Announcing the 2022 NADD Research Residents
Following an open call for proposals, three projects have been selected for the 2022 Network Archives Design and Digital Culture (NADD) research residency. With this residency, NADD aims to explore the potential of decentralised structures for archival practices in design and digital culture. This year’s selected projects are Playable Archives by Sara Culmann, Diagrammatic Temporalities in Memory Landscapes by Maxigas, and How to Publish an Archive in Pluriform? by Outline. The residents will develop their research from September to November, with support from a number of NADD’s partner organisations.
The selection was made based on the advice of a jury consisting of Kirsten Algera (MacGuffin Magazine), Annet Dekker (Universiteit van Amsterdam), Eric Kluitenberg (Tactical Media Files) and Clara Stille-Haardt (Het Nieuwe Instituut). The three selected projects each adopt a different approach to distributed and decentralised archives, focusing on interaction with, tooling for, and publishing of archives respectively.
Playable Archives approaches archival material through the lens of a user who creates storylines through the course of their browsing journey. The project departs from an interest in personal moderation of visual culture and the traces of individual decisions. Drawing on approaches from game studies and mechanics used in role playing games, the project explores archives as pretexts for play. What if we consider the entire archive as a playing field? What if we turn all collected items into game assets? What if we dive into data as a game character? А candid character, a greedy character, a seducer, an appropriator, a provocateur or a successor? This approach opens pathways to make connections across and beyond individual archives.
How do economic and scientific changes give birth to mixed feelings of frustration and excitement, angst and hope? How does the development of knowledge convince us to make mistakes?
Sara Culmann is a visual artist, designer and researcher who graduated from the Rijksakademie van Beeldende Kunsten in Amsterdam. Her research areas of interest include game studies, the semantics of digital tools and media, and historical parallels and intersections. In her work, she reflects on the existential impact of the cult of progress, scientific knowledge and information bias. She uses speculative narratives and works closely with cultural clichés, imprints and found content.
Diagrammatic Temporalities in Memory Landscapes
With Diagrammatic Temporalities in Memory Landscapes, Maxigas proposes to investigate the potential of version control systems like Git for archival practices in design and digital culture. Viewed as “change archives”, Git repositories account for the history of code in an infrastructural manner. Such systems are an integral, daily aspect in the process of software development; a process that is often decentralised and distributed.

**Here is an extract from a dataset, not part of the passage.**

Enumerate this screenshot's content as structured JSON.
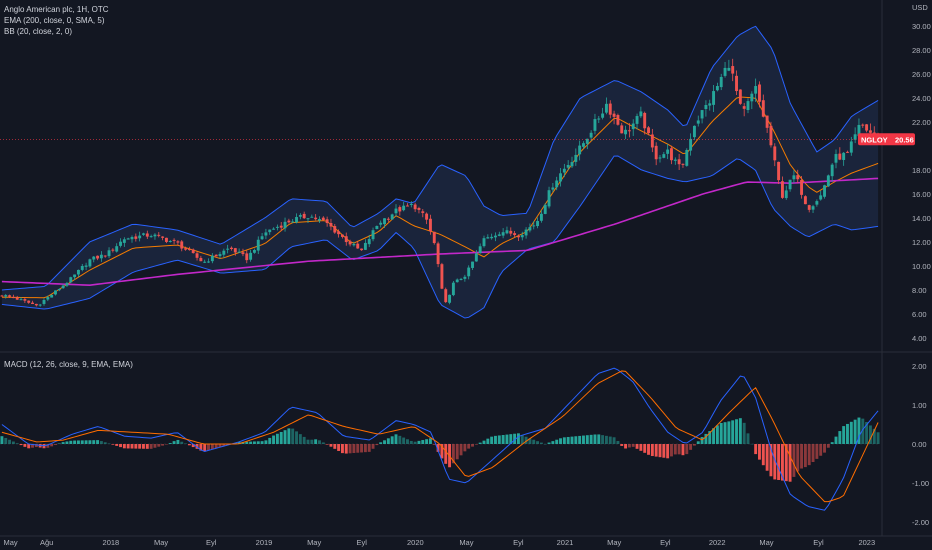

This project has the two-fold aim of developing a framework to understand source code in software repositories as digital material culture, and exploring the potential of distributed version control systems for decentralised, sustainable and accessible archives.
Maxigas (aka Peter Dunajcsik) is Senior Lecturer in the media department of the University of Amsterdam, combining teaching, sysadmin and research in the Critical Infrastructure Lab. His research focuses on social conflicts around media infrastructures, such as the next generation mobile telecommunications networks called 5G. His aim is to connect digital materialities with infrastructural ideologies, producing critical interventions in society and culture. His book, co-authored with Johan Söderberg, is published by MIT Press in autumn 2022, entitled: Resistance to the Current: The Dialectics of Hacking.
How to Publish an Archive in Pluriform?
How to Publish an Archive in Pluriform? extends an invitation into the process of making archives public. The project sets out to formulate a methodology that facilitates and stimulates an active, subjective engagement with archival objects. As such, it aims to develop a reusable tool. Through a series of encounters, conversations and exercises, the methodology will look into the ways an object situated in an archive could be unpacked through a collaborative process. Beyond a focus on the objects themselves, this offers a reflection on what decentralisation might mean for some of the wider institutional processes that archives are enmeshed in, such as selection, decision-making or access.
Outline is a floating collective and publishing platform for virtual, sonic and printed matter that aims to create interventions within intermediate spaces, to facilitate and accelerate an exchange by connecting ideas, artefacts, individuals and localities.
NADD Research Residency
The NADD research residency aims to explore the potential of decentralised structures for archival practices in design and digital culture. What might we learn by archiving these domains in decentralised and distributed ways? What tensions might such approaches uncover? And what challenges do they pose? Selected residents will each develop a project that addresses an aspect of these issues. Their research will bridge material from two or more different archives. The residency runs from September to November 2022, after which the outcomes of the projects will be published – in the first instance online, in the NADD web magazine.